::: SUPPLIED DATA :::

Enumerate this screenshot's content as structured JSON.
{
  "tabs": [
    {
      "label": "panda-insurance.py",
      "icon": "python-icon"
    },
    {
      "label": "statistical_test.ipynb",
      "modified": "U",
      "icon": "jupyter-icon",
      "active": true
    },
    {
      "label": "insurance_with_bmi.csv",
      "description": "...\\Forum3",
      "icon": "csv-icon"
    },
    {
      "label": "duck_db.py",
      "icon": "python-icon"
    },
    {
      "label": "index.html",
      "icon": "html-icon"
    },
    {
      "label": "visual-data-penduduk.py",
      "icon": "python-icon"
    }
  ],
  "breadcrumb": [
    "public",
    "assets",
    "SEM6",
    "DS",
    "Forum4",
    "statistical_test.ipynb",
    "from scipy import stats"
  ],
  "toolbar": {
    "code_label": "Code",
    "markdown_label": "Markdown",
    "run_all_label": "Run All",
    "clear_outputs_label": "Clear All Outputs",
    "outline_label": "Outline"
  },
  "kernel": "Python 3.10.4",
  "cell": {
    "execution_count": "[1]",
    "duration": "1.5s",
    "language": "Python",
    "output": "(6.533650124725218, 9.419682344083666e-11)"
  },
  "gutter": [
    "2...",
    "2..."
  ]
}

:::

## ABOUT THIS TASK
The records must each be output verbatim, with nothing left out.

## RESULT OF THE TASK
Enumerate this screenshot's content as structured JSON.
{
  "tabs": [
    {
      "label": "panda-insurance.py",
      "icon": "python-icon"
    },
    {
      "label": "statistical_test.ipynb",
      "modified": "U",
      "icon": "jupyter-icon",
      "active": true
    },
    {
      "label": "insurance_with_bmi.csv",
      "description": "...\\Forum3",
      "icon": "csv-icon"
    },
    {
      "label": "duck_db.py",
      "icon": "python-icon"
    },
    {
      "label": "index.html",
      "icon": "html-icon"
    },
    {
      "label": "visual-data-penduduk.py",
      "icon": "python-icon"
    }
  ],
  "breadcrumb": [
    "public",
    "assets",
    "SEM6",
    "DS",
    "Forum4",
    "statistical_test.ipynb",
    "from scipy import stats"
  ],
  "toolbar": {
    "code_label": "Code",
    "markdown_label": "Markdown",
    "run_all_label": "Run All",
    "clear_outputs_label": "Clear All Outputs",
    "outline_label": "Outline"
  },
  "kernel": "Python 3.10.4",
  "cell": {
    "execution_count": "[1]",
    "duration": "1.5s",
    "language": "Python",
    "output": "(6.533650124725218, 9.419682344083666e-11)"
  },
  "gutter": [
    "2...",
    "2..."
  ]
}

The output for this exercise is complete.